- Work order
Write out all of the records exactly once more and skip the images.

[Dataset rows for apps and sites]
----------------
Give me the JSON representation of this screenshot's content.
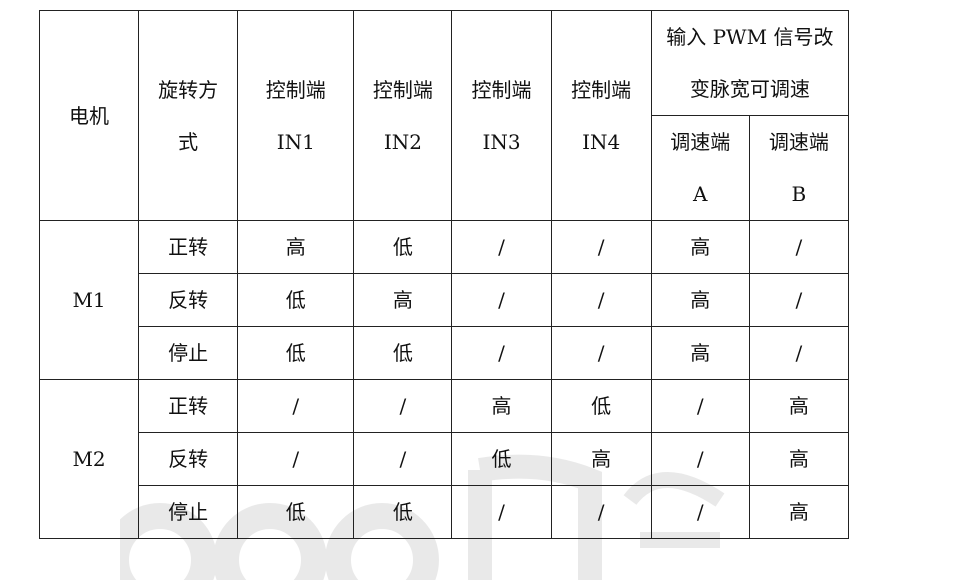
{
  "header": {
    "motor": "电机",
    "rotation_line1": "旋转方",
    "rotation_line2": "式",
    "in1_line1": "控制端",
    "in1_line2": "IN1",
    "in2_line1": "控制端",
    "in2_line2": "IN2",
    "in3_line1": "控制端",
    "in3_line2": "IN3",
    "in4_line1": "控制端",
    "in4_line2": "IN4",
    "pwm_line1": "输入 PWM 信号改",
    "pwm_line2": "变脉宽可调速",
    "ena_line1": "调速端",
    "ena_line2": "A",
    "enb_line1": "调速端",
    "enb_line2": "B"
  },
  "rows": [
    {
      "motor": "M1",
      "mode": "正转",
      "in1": "高",
      "in2": "低",
      "in3": "/",
      "in4": "/",
      "ena": "高",
      "enb": "/"
    },
    {
      "mode": "反转",
      "in1": "低",
      "in2": "高",
      "in3": "/",
      "in4": "/",
      "ena": "高",
      "enb": "/"
    },
    {
      "mode": "停止",
      "in1": "低",
      "in2": "低",
      "in3": "/",
      "in4": "/",
      "ena": "高",
      "enb": "/"
    },
    {
      "motor": "M2",
      "mode": "正转",
      "in1": "/",
      "in2": "/",
      "in3": "高",
      "in4": "低",
      "ena": "/",
      "enb": "高"
    },
    {
      "mode": "反转",
      "in1": "/",
      "in2": "/",
      "in3": "低",
      "in4": "高",
      "ena": "/",
      "enb": "高"
    },
    {
      "mode": "停止",
      "in1": "低",
      "in2": "低",
      "in3": "/",
      "in4": "/",
      "ena": "/",
      "enb": "高"
    }
  ]
}
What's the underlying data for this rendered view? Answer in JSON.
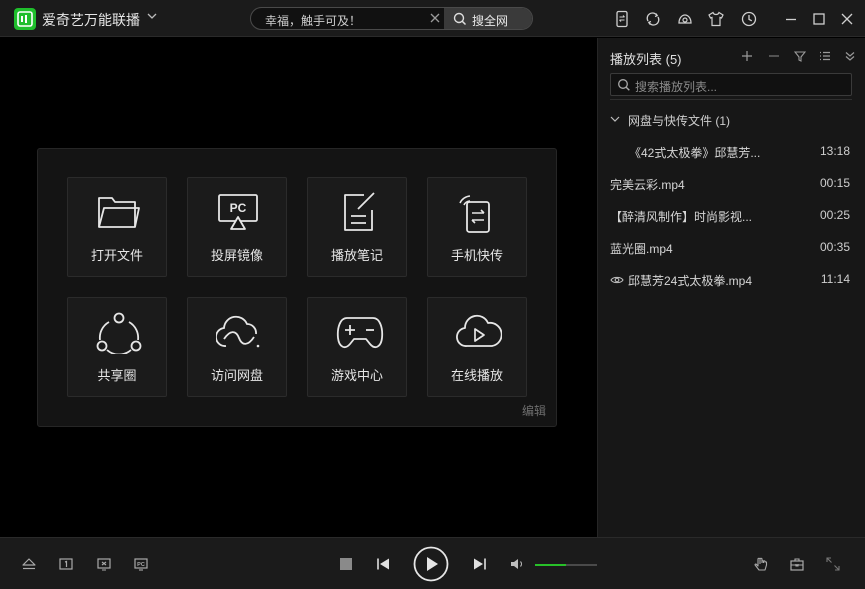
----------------
- Response for this exercise
Give me the JSON representation of this screenshot's content.
{
  "header": {
    "motor": "电机",
    "rotation_line1": "旋转方",
    "rotation_line2": "式",
    "in1_line1": "控制端",
    "in1_line2": "IN1",
    "in2_line1": "控制端",
    "in2_line2": "IN2",
    "in3_line1": "控制端",
    "in3_line2": "IN3",
    "in4_line1": "控制端",
    "in4_line2": "IN4",
    "pwm_line1": "输入 PWM 信号改",
    "pwm_line2": "变脉宽可调速",
    "ena_line1": "调速端",
    "ena_line2": "A",
    "enb_line1": "调速端",
    "enb_line2": "B"
  },
  "rows": [
    {
      "motor": "M1",
      "mode": "正转",
      "in1": "高",
      "in2": "低",
      "in3": "/",
      "in4": "/",
      "ena": "高",
      "enb": "/"
    },
    {
      "mode": "反转",
      "in1": "低",
      "in2": "高",
      "in3": "/",
      "in4": "/",
      "ena": "高",
      "enb": "/"
    },
    {
      "mode": "停止",
      "in1": "低",
      "in2": "低",
      "in3": "/",
      "in4": "/",
      "ena": "高",
      "enb": "/"
    },
    {
      "motor": "M2",
      "mode": "正转",
      "in1": "/",
      "in2": "/",
      "in3": "高",
      "in4": "低",
      "ena": "/",
      "enb": "高"
    },
    {
      "mode": "反转",
      "in1": "/",
      "in2": "/",
      "in3": "低",
      "in4": "高",
      "ena": "/",
      "enb": "高"
    },
    {
      "mode": "停止",
      "in1": "低",
      "in2": "低",
      "in3": "/",
      "in4": "/",
      "ena": "/",
      "enb": "高"
    }
  ]
}
What's the underlying data for this rendered view? Answer in JSON.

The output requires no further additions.